With the Maple Leafs’ off-season moves complete, or so we can assume, the Toronto Sun, in a four-part series this week, breaks down the roster and what can be expected from the team once the 2020-21 season starts. Today, we start with goaltending.
Amid the Maple Leafs’ changes in the off-season — the remodelling of the bottom-six group of forwards, the signing of top-four defenceman TJ Brodie, the reshaping of Sheldon Keefe’s coaching staff — there have been a couple of constants.
One, the core of the team has remained intact. And two, there have been no changes in the crease.
Frederik Andersen, heading into the last season of a five-year contract signed in June 2016, will return to his rightful spot as the Leafs’ No. 1 goaltender. Jack Campbell, acquired from the Los Angeles Kings last February, will continue to give the Leafs their best fall-back option since Curtis McElhinney departed two years ago, and Aaron Dell, signed two weeks ago, will provide solid insurance.
For the Leafs to take a large step past the first round of the post-season, over which they have tripped and fallen in each of the past four years, Andersen will have to return to the form that dropped him into the Vezina Trophy conversation in the two seasons preceding 2019-20.
Andersen’s .909 save percentage in 52 games was his lowest in his seven National Hockey League seasons; he posted a .936 mark in the five-game qualifying round loss against the Columbus Blue Jackets in August, which lost lustre because of some soft Jackets goals.
Andersen’s struggles were underscored when general manager Kyle Dubas, during his media availability following the team’s elimination, was able to mention the games in which Andersen shone during the regular season. It shouldn’t have been that easy for the GM to distinguish Andersen’s best starts.
The Leafs, of course, would be of better use to their goaltenders with an overall improved commitment to defensive play, not only from the defence corps, but from the five players on the ice at any time.
Progress should continue to be made in that area once Keefe gets his first true training camp out of the way, and if life in front of Andersen is a little easier, do some of those soft goals fall by the wayside?
Other factors could come into play that might result in the Leafs getting better goaltending.
“Andersen needs to be pushed a little more,” Sportsnet analyst and former NHL goalie Greg Millen said. “There is an opportunity for that now with Campbell, who I quite like. I think he is going to need to play a lot more than he has.
“That would be good for the whole team in general, to create some healthy competition. It would only help Andersen if he does get looking over his shoulder a little bit more.
“You can’t knock Campbell’s play last year and his attitude. What I like about Campbell is he has faced some adversity, he was a high pick (11th overall by Dallas in 2010), he got booted around a lot and sometimes that is a great learning situation for a goalie moving forward in clutch situations down the road. He deserves more opportunity to start pushing the situation.”

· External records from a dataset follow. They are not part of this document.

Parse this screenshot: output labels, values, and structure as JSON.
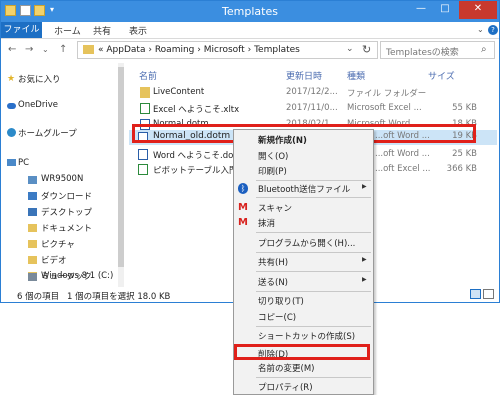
{
  "window": {
    "title": "Templates"
  },
  "ribbon": {
    "tabs": [
      "ファイル",
      "ホーム",
      "共有",
      "表示"
    ]
  },
  "address": {
    "prefix": "«",
    "path": [
      "AppData",
      "Roaming",
      "Microsoft",
      "Templates"
    ],
    "separator": "›"
  },
  "search": {
    "placeholder": "Templatesの検索"
  },
  "nav_pane": {
    "favorites": "お気に入り",
    "onedrive": "OneDrive",
    "homegroup": "ホームグループ",
    "pc": "PC",
    "pc_items": [
      "WR9500N",
      "ダウンロード",
      "デスクトップ",
      "ドキュメント",
      "ピクチャ",
      "ビデオ",
      "ミュージック",
      "Windows 8.1 (C:)"
    ]
  },
  "file_list": {
    "columns": {
      "name": "名前",
      "date": "更新日時",
      "type": "種類",
      "size": "サイズ"
    },
    "rows": [
      {
        "name": "LiveContent",
        "date": "2017/12/2...",
        "type": "ファイル フォルダー",
        "size": "",
        "icon": "folder-icon"
      },
      {
        "name": "Excel へようこそ.xltx",
        "date": "2017/11/0...",
        "type": "Microsoft Excel ...",
        "size": "55 KB",
        "icon": "excel-file-icon"
      },
      {
        "name": "Normal.dotm",
        "date": "2018/02/1...",
        "type": "Microsoft Word ...",
        "size": "18 KB",
        "icon": "word-file-icon"
      },
      {
        "name": "Normal_old.dotm",
        "date": "",
        "type": "...oft Word ...",
        "size": "19 KB",
        "icon": "word-file-icon",
        "selected": true
      },
      {
        "name": "Word へようこそ.dotx",
        "date": "",
        "type": "...oft Word ...",
        "size": "25 KB",
        "icon": "word-file-icon"
      },
      {
        "name": "ピボットテーブル入門.xltx",
        "date": "",
        "type": "...oft Excel ...",
        "size": "366 KB",
        "icon": "excel-file-icon"
      }
    ]
  },
  "status": {
    "count": "6 個の項目",
    "selection": "1 個の項目を選択  18.0 KB"
  },
  "context_menu": {
    "items": [
      {
        "label": "新規作成(N)",
        "bold": true
      },
      {
        "label": "開く(O)"
      },
      {
        "label": "印刷(P)"
      },
      {
        "label": "Bluetooth送信ファイル",
        "submenu": true,
        "icon": "bluetooth-icon"
      },
      {
        "label": "スキャン",
        "icon": "mcafee-icon"
      },
      {
        "label": "抹消",
        "icon": "mcafee-icon"
      },
      {
        "label": "プログラムから開く(H)..."
      },
      {
        "label": "共有(H)",
        "submenu": true
      },
      {
        "label": "送る(N)",
        "submenu": true
      },
      {
        "label": "切り取り(T)"
      },
      {
        "label": "コピー(C)"
      },
      {
        "label": "ショートカットの作成(S)"
      },
      {
        "label": "削除(D)",
        "highlighted": true
      },
      {
        "label": "名前の変更(M)"
      },
      {
        "label": "プロパティ(R)"
      }
    ]
  },
  "colors": {
    "title_bar": "#3b8ee0",
    "file_tab": "#1d6fc4",
    "selection": "#cce4f7",
    "highlight_frame": "#e0201a"
  }
}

We’re curious to see whether Andersen will derive any motivation from the fact he will be playing for a new contract. A sharp regular season, followed by playoff success, could make him one of the highest-paid goalies in free agency in 2021, even with the financial restraints that are still likely going to be part of the NHL landscape because of the coronavirus pandemic.
Among the other goalies who are headed for unrestricted free agency next off-season include Tuukka Rask, Pekka Rinne and Jordan Binnington.
“No one will ever question whether Andersen is a good-enough goalie to get a team into the playoffs,” said Nick Kypreos, who launched his YouTube podcast, Real Kyper at Noon, on linemovement.com this past summer. “It’s tough for any goalie to win if he does not believe in his blue line. That’s an argument for Andersen the last few years — how good, really, was his blue line in front of him?
“Even if Andersen loses next season in the first round, I don’t think he will have a problem getting six (years) times six (million US per season) like Jacob Markstrom did (in free agency with the Calgary Flames).”
We wonder if the trade chatter involving Andersen in the past few months will create a chip on the 31-year-old’s shoulder. Dubas went out of his way to talk to Andersen about the speculation and told media early in October that he expected Andersen to be the starting Leafs goalie once the season starts.
We don’t envy Dubas regarding Andersen’s status. The Leafs would be loathe to lose Andersen for nothing in free agency, but trading him, if it’s decided he will not (or can’t) be re-signed, wouldn’t be prudent. Could Campbell and Dell could form a tandem to take the Leafs deep on a playoff run? That’s a big maybe.
The Leafs have approximately $66.6-million US on the books for the 2021-22 season. That includes seven forwards, five defencemen and Campbell. Dubas is again going to have to stretch his dollars, and he will have to set aside a substantial chunk to retain forward Zach Hyman.
Financials aside, we figure Andersen probably got wind of what Joe Thornton said last weekend after the Leafs signed the NHL veteran.
“I love their goalie,” Thornton said. “I like Freddy a lot. That was a big part of my decision.”
If Andersen can prove his new teammate correct, the Leafs’ first-round frustrations should come to an end.
Copyright Postmedia Network Inc., 2020